TASK INPUTS below:

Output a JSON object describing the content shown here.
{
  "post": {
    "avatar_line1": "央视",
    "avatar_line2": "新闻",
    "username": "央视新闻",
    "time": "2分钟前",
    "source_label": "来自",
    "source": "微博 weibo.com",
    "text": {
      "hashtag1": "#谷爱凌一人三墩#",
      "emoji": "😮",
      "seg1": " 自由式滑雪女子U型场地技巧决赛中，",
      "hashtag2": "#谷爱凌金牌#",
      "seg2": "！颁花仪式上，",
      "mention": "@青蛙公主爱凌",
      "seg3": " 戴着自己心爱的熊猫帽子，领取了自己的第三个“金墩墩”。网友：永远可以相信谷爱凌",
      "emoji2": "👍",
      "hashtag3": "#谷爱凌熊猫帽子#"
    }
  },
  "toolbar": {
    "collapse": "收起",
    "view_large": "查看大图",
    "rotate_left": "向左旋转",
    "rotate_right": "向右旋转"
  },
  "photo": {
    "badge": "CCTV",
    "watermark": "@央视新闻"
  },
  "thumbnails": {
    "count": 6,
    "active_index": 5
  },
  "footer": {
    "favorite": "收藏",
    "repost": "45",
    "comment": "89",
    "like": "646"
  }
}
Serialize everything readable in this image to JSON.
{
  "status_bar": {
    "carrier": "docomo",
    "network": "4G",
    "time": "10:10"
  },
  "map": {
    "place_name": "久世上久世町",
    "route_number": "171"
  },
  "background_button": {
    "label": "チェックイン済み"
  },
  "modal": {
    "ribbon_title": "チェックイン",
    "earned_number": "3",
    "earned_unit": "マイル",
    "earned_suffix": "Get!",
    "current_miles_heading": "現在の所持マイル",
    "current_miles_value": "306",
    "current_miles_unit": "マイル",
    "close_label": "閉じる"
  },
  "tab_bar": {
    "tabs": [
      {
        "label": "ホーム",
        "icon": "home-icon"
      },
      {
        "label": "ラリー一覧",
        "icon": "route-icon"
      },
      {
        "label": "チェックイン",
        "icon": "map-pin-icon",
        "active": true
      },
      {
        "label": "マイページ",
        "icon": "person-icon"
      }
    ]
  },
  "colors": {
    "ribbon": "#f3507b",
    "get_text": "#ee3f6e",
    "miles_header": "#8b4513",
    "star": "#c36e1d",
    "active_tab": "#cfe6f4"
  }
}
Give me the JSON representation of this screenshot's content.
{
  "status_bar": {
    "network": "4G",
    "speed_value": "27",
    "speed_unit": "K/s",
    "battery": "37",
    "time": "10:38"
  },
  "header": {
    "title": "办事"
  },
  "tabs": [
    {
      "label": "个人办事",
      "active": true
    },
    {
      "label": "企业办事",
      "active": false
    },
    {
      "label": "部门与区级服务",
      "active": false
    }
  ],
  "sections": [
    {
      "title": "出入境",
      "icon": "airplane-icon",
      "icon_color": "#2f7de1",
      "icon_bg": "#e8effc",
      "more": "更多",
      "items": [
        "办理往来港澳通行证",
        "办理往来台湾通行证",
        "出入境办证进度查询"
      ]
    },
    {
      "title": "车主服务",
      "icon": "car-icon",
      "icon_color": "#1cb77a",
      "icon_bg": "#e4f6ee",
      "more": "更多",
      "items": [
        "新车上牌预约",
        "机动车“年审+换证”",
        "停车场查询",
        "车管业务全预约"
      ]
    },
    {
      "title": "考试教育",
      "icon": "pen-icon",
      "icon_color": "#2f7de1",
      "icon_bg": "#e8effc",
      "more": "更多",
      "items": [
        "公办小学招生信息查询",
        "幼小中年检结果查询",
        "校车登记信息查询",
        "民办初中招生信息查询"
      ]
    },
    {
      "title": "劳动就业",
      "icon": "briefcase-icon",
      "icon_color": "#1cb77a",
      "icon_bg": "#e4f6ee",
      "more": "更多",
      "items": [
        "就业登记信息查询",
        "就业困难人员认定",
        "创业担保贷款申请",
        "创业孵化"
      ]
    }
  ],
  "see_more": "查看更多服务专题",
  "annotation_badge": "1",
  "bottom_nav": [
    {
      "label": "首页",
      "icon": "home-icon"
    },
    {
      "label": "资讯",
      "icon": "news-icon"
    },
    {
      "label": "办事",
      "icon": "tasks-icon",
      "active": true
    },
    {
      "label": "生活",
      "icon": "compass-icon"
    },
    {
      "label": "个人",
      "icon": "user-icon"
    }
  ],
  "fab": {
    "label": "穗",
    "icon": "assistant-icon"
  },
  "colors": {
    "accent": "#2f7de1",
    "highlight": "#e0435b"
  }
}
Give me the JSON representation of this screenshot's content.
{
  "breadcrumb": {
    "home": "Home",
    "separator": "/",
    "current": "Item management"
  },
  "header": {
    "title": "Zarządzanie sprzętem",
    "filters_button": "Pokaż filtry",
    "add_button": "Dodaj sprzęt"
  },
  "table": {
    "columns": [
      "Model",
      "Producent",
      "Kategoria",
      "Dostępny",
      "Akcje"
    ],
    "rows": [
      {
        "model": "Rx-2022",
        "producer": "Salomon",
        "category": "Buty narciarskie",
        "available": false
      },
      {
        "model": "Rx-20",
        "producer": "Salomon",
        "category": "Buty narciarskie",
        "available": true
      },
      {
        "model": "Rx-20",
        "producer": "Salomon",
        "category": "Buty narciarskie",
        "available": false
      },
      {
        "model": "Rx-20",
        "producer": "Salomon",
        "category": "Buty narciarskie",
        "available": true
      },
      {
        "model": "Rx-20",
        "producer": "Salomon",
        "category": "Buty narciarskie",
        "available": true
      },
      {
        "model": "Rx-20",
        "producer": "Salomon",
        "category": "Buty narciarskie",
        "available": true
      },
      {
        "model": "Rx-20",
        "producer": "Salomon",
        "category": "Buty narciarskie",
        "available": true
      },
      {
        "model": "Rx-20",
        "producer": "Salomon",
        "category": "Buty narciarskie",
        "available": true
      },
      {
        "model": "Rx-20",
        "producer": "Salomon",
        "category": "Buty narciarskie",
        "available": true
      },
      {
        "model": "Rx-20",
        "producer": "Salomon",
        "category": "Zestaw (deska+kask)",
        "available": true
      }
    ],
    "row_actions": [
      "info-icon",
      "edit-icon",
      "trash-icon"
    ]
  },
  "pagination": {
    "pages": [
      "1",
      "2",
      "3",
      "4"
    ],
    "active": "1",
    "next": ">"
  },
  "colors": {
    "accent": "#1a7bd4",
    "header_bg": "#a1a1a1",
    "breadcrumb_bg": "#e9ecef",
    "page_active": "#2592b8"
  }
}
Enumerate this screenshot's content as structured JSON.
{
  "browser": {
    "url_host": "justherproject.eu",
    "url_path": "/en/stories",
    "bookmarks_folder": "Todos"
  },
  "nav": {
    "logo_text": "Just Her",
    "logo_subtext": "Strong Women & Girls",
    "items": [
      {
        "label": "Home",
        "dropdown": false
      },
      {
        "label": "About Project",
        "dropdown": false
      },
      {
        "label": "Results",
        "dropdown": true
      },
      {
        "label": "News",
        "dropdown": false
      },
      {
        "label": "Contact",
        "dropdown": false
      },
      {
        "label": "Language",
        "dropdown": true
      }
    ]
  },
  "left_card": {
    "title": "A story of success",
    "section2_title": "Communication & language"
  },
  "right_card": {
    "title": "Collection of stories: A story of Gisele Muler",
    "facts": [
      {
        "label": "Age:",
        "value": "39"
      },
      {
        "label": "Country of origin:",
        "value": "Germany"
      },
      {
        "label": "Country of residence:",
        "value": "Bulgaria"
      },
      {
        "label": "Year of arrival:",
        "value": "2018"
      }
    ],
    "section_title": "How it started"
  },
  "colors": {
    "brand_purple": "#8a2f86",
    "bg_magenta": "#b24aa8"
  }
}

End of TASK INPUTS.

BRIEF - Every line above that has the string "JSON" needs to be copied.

FINISHED TASK -
Output a JSON object describing the content shown here.
Serialize everything readable in this image to JSON.
Give me the JSON representation of this screenshot's content.
Give me the JSON representation of this screenshot's content.
Enumerate this screenshot's content as structured JSON.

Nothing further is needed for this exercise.